_PROBLEM STATEMENT:_ Give the records again exactly, with every character kept.

_PROVIDED RECORDS:_
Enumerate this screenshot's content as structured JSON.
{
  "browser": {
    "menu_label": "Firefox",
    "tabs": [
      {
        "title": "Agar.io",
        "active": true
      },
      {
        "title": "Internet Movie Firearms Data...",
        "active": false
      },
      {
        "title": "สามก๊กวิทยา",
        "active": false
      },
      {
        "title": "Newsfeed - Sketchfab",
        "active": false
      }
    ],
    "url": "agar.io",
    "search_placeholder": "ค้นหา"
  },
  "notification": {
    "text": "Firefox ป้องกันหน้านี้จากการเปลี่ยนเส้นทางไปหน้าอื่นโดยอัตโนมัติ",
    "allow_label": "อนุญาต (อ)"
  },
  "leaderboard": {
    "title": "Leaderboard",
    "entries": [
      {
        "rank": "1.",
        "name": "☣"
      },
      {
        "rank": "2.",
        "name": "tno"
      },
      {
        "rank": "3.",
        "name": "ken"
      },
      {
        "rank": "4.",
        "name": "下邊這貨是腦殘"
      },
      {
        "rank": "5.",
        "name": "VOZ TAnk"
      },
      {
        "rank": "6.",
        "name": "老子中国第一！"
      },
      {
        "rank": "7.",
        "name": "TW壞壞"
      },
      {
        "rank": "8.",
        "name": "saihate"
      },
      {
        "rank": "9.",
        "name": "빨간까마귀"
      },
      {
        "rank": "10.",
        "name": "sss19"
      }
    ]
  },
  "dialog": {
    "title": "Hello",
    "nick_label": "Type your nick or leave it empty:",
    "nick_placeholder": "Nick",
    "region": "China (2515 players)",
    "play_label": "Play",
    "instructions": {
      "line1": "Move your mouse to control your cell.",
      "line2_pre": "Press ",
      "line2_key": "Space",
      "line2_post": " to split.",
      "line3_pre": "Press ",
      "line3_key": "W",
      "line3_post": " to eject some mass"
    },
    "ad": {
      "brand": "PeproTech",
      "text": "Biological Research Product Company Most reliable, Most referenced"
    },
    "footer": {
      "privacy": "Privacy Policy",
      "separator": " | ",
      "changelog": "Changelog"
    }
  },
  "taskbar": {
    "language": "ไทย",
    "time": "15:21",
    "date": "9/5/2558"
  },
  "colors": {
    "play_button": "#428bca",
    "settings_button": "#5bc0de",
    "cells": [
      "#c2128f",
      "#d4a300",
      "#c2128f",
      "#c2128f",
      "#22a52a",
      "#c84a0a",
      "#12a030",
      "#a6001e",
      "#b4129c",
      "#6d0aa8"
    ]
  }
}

_WRITTEN SOLUTION:_
Enumerate this screenshot's content as structured JSON.
{
  "browser": {
    "menu_label": "Firefox",
    "tabs": [
      {
        "title": "Agar.io",
        "active": true
      },
      {
        "title": "Internet Movie Firearms Data...",
        "active": false
      },
      {
        "title": "สามก๊กวิทยา",
        "active": false
      },
      {
        "title": "Newsfeed - Sketchfab",
        "active": false
      }
    ],
    "url": "agar.io",
    "search_placeholder": "ค้นหา"
  },
  "notification": {
    "text": "Firefox ป้องกันหน้านี้จากการเปลี่ยนเส้นทางไปหน้าอื่นโดยอัตโนมัติ",
    "allow_label": "อนุญาต (อ)"
  },
  "leaderboard": {
    "title": "Leaderboard",
    "entries": [
      {
        "rank": "1.",
        "name": "☣"
      },
      {
        "rank": "2.",
        "name": "tno"
      },
      {
        "rank": "3.",
        "name": "ken"
      },
      {
        "rank": "4.",
        "name": "下邊這貨是腦殘"
      },
      {
        "rank": "5.",
        "name": "VOZ TAnk"
      },
      {
        "rank": "6.",
        "name": "老子中国第一！"
      },
      {
        "rank": "7.",
        "name": "TW壞壞"
      },
      {
        "rank": "8.",
        "name": "saihate"
      },
      {
        "rank": "9.",
        "name": "빨간까마귀"
      },
      {
        "rank": "10.",
        "name": "sss19"
      }
    ]
  },
  "dialog": {
    "title": "Hello",
    "nick_label": "Type your nick or leave it empty:",
    "nick_placeholder": "Nick",
    "region": "China (2515 players)",
    "play_label": "Play",
    "instructions": {
      "line1": "Move your mouse to control your cell.",
      "line2_pre": "Press ",
      "line2_key": "Space",
      "line2_post": " to split.",
      "line3_pre": "Press ",
      "line3_key": "W",
      "line3_post": " to eject some mass"
    },
    "ad": {
      "brand": "PeproTech",
      "text": "Biological Research Product Company Most reliable, Most referenced"
    },
    "footer": {
      "privacy": "Privacy Policy",
      "separator": " | ",
      "changelog": "Changelog"
    }
  },
  "taskbar": {
    "language": "ไทย",
    "time": "15:21",
    "date": "9/5/2558"
  },
  "colors": {
    "play_button": "#428bca",
    "settings_button": "#5bc0de",
    "cells": [
      "#c2128f",
      "#d4a300",
      "#c2128f",
      "#c2128f",
      "#22a52a",
      "#c84a0a",
      "#12a030",
      "#a6001e",
      "#b4129c",
      "#6d0aa8"
    ]
  }
}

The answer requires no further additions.